§ Instructions for the task
Give every line from the entries that contains "kind".

§ Dataset excerpts
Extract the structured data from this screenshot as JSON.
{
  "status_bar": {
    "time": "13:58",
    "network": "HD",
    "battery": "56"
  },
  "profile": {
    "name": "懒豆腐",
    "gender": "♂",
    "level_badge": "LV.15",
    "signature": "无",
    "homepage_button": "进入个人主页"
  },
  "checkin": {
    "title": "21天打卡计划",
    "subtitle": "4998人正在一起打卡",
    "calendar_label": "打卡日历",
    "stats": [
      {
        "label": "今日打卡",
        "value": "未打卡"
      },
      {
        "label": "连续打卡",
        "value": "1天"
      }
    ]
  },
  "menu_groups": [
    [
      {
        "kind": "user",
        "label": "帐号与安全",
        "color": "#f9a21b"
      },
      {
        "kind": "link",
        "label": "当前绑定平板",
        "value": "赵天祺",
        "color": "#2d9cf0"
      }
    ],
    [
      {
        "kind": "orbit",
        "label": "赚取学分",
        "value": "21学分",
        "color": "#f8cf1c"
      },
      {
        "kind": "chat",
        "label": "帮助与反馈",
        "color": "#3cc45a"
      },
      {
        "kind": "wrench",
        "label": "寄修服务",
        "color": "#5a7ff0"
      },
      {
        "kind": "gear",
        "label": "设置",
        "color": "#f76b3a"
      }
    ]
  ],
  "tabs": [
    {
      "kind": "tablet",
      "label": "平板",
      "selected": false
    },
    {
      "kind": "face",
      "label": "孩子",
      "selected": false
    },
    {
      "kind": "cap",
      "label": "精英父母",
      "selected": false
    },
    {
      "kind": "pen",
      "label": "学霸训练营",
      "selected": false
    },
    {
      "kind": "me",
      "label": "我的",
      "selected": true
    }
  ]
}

§ Problem solution
        "kind": "user",
        "kind": "link",
        "kind": "orbit",
        "kind": "chat",
        "kind": "wrench",
        "kind": "gear",
      "kind": "tablet",
      "kind": "face",
      "kind": "cap",
      "kind": "pen",
      "kind": "me",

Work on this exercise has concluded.